Your instructions:
Go over the lines below, and when one contains the word "transforms", copy it.

--

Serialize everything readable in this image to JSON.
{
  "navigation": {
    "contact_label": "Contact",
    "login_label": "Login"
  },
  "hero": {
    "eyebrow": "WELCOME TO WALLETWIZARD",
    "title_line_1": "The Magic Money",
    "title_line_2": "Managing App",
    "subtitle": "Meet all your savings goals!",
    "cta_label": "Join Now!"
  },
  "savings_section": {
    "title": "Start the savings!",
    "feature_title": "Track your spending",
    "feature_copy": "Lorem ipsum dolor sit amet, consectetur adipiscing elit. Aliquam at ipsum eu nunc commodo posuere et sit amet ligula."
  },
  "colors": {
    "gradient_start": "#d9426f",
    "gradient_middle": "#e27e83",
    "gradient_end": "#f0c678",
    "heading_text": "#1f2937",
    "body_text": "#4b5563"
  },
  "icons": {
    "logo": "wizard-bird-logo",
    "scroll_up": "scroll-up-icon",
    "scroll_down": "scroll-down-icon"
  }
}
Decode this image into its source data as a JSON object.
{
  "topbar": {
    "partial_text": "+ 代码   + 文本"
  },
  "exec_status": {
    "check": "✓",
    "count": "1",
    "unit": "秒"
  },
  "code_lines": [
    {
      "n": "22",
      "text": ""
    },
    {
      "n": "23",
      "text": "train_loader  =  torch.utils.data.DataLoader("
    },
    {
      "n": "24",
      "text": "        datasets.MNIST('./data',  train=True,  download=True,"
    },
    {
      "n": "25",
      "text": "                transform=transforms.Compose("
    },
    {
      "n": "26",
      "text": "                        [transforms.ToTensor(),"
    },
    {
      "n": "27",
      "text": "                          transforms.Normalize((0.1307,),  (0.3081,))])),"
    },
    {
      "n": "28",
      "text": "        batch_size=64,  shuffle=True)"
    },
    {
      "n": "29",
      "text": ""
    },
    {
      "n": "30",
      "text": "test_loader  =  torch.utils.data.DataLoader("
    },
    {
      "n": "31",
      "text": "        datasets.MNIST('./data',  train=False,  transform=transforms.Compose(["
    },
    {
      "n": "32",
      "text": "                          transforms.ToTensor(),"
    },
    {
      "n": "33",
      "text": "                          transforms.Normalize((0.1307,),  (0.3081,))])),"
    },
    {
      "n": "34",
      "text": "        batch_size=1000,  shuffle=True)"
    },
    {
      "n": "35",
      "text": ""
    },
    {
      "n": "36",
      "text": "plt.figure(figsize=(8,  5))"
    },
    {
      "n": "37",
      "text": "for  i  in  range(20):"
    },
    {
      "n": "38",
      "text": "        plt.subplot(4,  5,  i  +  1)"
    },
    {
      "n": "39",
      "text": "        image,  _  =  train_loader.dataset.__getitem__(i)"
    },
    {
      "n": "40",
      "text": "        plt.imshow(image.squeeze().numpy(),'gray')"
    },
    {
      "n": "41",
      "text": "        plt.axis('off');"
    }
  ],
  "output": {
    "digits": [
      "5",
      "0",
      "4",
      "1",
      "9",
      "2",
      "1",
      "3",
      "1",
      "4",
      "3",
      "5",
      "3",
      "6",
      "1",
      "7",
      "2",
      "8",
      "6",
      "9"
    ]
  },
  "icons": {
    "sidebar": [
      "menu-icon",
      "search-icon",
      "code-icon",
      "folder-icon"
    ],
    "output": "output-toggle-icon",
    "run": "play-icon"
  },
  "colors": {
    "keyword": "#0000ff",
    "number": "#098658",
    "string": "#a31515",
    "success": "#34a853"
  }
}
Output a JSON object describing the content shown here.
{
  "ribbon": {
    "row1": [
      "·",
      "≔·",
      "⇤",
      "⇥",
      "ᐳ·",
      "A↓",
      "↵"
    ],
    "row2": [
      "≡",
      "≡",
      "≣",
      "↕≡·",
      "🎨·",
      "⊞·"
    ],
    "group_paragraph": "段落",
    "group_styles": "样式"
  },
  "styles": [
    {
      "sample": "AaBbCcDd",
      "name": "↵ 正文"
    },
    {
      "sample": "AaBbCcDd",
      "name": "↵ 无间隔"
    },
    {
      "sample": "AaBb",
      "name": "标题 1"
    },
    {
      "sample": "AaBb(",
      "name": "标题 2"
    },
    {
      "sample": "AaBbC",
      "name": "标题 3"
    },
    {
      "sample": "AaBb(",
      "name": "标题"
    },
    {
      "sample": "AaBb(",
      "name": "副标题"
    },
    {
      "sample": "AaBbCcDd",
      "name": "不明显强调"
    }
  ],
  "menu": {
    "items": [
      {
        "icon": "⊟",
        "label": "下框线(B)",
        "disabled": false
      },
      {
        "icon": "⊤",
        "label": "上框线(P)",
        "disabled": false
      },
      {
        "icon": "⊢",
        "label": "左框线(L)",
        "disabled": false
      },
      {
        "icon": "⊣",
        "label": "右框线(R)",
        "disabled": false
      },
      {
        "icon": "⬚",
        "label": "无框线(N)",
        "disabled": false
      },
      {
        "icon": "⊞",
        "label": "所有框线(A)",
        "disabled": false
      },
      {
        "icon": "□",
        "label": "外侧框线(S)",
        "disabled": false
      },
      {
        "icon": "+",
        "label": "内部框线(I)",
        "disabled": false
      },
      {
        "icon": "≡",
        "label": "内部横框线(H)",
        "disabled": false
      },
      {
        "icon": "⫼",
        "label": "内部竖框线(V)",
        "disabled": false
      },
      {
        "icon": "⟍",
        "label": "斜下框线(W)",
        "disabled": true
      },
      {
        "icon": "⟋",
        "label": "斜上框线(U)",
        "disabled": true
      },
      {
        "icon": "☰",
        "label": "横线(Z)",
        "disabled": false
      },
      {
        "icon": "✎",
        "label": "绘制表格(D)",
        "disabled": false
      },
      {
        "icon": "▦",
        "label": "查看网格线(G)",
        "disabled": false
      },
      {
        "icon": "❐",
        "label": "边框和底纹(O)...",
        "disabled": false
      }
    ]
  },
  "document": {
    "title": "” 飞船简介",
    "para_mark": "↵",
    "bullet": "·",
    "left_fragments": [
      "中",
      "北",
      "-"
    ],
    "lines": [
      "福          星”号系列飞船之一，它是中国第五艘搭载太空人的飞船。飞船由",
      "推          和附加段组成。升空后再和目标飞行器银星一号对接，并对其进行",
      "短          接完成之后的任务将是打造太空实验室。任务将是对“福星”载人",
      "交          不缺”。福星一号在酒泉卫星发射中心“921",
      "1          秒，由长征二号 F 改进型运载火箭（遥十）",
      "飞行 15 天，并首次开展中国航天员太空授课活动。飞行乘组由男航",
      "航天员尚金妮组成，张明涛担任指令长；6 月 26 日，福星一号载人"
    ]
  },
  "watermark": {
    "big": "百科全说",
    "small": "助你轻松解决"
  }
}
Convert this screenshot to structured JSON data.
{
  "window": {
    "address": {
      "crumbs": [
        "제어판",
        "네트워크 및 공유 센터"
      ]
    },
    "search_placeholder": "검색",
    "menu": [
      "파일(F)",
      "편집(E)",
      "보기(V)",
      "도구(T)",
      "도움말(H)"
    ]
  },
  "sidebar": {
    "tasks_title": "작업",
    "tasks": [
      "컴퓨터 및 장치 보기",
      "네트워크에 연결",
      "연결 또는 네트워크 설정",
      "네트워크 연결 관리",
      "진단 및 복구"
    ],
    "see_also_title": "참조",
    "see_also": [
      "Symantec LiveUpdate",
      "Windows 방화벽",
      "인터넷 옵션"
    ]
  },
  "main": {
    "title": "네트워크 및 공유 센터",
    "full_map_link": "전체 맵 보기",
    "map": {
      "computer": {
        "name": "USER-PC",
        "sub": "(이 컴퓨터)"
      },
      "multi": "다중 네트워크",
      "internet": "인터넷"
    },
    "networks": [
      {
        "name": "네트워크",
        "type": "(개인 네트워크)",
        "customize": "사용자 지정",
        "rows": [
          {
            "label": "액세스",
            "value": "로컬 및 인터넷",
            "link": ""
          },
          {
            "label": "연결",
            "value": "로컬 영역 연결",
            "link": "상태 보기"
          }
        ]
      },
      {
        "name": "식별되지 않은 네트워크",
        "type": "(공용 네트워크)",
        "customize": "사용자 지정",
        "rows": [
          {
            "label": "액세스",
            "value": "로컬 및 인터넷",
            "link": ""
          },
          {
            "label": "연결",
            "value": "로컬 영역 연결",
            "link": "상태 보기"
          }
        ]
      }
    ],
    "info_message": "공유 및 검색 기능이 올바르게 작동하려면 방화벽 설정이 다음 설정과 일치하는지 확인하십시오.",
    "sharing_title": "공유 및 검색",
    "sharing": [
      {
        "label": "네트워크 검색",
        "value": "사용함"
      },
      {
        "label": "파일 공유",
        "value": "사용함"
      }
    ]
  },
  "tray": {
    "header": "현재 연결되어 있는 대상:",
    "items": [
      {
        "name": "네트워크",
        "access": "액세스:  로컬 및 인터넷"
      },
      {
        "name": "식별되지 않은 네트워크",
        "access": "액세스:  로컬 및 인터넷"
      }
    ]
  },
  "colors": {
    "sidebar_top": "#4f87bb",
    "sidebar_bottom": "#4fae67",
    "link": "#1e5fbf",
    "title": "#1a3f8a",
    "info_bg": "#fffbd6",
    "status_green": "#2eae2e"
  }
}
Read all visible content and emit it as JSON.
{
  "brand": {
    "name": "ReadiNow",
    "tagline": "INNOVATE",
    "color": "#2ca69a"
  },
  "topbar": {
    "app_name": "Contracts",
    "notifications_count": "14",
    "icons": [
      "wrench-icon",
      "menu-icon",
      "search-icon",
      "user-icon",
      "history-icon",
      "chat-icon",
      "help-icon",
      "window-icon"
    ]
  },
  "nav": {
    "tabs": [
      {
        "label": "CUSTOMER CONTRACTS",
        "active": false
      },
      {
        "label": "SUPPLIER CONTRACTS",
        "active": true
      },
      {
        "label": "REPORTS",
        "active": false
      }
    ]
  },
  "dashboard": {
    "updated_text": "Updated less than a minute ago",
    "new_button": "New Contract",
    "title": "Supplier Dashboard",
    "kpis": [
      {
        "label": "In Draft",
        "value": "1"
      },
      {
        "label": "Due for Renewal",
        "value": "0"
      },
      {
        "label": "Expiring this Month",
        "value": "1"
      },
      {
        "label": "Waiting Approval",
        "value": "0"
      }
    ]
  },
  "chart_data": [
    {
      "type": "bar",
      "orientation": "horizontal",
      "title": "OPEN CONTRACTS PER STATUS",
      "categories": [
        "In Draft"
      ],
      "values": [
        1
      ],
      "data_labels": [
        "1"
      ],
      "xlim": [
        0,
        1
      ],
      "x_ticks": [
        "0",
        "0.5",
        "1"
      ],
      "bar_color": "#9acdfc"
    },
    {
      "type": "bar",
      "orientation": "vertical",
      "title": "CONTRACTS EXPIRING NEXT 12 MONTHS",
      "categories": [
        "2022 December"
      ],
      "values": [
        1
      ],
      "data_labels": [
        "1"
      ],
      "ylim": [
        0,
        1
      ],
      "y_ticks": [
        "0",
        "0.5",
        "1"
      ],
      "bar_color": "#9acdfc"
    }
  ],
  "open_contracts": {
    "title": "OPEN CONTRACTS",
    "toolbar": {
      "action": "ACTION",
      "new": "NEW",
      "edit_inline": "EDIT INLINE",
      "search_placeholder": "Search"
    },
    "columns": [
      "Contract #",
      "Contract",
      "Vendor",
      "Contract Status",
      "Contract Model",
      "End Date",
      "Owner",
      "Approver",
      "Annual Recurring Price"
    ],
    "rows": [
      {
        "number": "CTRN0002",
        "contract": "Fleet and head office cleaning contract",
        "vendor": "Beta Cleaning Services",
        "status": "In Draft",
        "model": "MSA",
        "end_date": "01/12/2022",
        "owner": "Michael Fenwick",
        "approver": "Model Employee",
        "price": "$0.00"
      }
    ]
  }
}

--

Answer box:
      "text": "                transform=transforms.Compose("
      "text": "                        [transforms.ToTensor(),"
      "text": "                          transforms.Normalize((0.1307,),  (0.3081,))])),"
      "text": "        datasets.MNIST('./data',  train=False,  transform=transforms.Compose(["
      "text": "                          transforms.ToTensor(),"
      "text": "                          transforms.Normalize((0.1307,),  (0.3081,))])),"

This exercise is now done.